WORK INSTRUCTIONS: Which lines of the entries below hold the word "Whova"? Report each of them.

SUPPLIED INFORMATION:

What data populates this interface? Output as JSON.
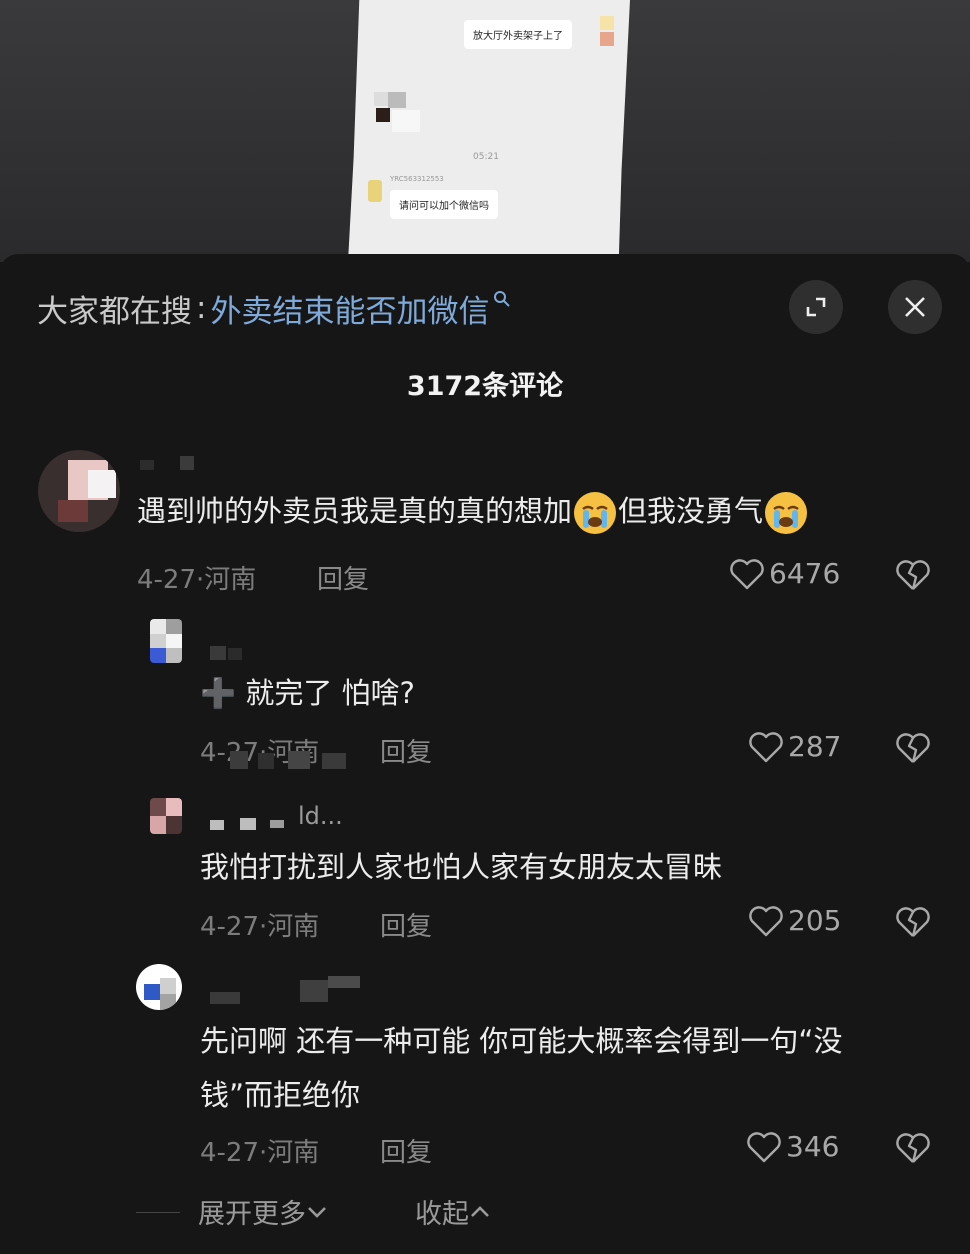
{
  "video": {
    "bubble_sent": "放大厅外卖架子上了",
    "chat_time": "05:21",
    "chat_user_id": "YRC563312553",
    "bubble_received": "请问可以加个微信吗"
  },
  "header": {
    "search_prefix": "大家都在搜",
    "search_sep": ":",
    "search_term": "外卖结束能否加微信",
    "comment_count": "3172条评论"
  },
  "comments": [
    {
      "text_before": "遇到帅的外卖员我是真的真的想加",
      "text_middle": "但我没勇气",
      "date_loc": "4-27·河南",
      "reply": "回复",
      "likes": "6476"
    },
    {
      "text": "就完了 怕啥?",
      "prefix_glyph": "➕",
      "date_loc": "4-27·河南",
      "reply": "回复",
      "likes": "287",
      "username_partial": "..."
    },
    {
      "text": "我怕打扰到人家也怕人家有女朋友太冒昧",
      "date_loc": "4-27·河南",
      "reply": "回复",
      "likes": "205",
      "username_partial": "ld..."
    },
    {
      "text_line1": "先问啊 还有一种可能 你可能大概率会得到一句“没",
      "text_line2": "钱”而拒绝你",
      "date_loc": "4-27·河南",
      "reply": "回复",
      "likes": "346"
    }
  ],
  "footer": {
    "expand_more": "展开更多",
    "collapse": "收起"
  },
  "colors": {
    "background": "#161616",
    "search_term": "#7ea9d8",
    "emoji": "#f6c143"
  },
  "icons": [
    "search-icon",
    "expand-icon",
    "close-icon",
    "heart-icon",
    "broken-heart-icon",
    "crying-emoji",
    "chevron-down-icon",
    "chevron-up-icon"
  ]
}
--
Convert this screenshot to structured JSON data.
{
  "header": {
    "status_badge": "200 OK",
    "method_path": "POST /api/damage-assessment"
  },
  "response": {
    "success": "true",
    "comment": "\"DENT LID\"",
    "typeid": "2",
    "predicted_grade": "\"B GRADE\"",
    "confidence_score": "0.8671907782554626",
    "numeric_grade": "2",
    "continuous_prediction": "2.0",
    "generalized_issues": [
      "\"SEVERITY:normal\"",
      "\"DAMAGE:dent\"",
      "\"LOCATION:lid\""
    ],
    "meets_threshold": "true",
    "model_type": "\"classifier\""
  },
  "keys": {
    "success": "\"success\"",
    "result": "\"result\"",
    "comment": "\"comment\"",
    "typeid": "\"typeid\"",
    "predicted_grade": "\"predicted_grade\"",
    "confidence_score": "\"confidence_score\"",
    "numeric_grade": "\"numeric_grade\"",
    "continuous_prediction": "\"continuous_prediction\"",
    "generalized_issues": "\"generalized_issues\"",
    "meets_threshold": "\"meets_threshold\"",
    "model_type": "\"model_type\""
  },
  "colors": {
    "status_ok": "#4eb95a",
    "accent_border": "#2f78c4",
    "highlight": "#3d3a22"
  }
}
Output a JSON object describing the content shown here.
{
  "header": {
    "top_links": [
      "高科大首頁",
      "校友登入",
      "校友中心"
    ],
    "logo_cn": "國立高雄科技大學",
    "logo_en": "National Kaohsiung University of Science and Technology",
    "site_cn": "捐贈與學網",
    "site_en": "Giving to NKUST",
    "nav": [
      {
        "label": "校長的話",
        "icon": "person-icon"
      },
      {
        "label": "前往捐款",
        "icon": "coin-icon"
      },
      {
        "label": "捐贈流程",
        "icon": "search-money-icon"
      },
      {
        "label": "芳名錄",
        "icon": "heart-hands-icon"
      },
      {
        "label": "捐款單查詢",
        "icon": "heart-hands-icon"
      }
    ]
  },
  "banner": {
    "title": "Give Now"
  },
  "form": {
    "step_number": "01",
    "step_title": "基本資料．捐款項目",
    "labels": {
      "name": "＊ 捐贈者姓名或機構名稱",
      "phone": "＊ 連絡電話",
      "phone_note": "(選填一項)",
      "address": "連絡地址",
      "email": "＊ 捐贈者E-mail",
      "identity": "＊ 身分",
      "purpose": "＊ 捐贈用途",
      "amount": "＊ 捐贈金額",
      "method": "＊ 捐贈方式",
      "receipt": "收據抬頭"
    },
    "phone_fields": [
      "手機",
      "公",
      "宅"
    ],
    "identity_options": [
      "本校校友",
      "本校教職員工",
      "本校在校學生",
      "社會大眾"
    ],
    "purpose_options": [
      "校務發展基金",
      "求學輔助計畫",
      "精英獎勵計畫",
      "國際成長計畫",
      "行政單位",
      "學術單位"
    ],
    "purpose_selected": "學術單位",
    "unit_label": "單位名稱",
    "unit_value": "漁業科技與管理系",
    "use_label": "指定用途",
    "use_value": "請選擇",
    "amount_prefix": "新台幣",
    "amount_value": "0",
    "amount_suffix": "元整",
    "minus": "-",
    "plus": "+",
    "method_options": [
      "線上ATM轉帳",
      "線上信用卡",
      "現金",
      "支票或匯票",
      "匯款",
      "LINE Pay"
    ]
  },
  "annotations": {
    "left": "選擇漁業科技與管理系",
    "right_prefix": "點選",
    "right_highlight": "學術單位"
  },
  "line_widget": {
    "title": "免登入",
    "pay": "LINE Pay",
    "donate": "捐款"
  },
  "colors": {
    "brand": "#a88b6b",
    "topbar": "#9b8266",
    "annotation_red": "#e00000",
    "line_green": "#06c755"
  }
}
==
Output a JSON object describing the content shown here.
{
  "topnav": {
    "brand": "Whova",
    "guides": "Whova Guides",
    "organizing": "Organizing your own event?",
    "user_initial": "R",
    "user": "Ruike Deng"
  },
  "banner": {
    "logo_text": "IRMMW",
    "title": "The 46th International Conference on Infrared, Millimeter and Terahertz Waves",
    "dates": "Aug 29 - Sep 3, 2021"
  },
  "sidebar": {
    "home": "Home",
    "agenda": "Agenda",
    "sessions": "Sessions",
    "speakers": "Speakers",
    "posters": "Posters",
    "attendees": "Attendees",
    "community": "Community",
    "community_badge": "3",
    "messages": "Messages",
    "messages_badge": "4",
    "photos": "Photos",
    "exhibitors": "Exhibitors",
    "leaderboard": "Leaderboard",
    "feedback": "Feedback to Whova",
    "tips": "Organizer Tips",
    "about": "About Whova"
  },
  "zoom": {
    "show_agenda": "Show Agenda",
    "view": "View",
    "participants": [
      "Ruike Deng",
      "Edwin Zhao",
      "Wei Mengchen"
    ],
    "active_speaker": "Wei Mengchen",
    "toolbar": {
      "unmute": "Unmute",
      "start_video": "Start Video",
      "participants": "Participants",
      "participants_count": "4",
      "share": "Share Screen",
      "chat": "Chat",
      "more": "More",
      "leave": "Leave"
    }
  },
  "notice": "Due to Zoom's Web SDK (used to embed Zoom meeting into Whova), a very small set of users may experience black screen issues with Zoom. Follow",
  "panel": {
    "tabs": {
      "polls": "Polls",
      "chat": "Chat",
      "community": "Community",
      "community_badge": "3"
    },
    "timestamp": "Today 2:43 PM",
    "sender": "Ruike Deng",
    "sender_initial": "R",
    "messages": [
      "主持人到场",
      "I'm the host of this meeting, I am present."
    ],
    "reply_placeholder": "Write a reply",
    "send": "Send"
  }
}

ANSWER BOX:
    "brand": "Whova",
    "guides": "Whova Guides",
    "feedback": "Feedback to Whova",
    "about": "About Whova"
  "notice": "Due to Zoom's Web SDK (used to embed Zoom meeting into Whova), a very small set of users may experience black screen issues with Zoom. Follow",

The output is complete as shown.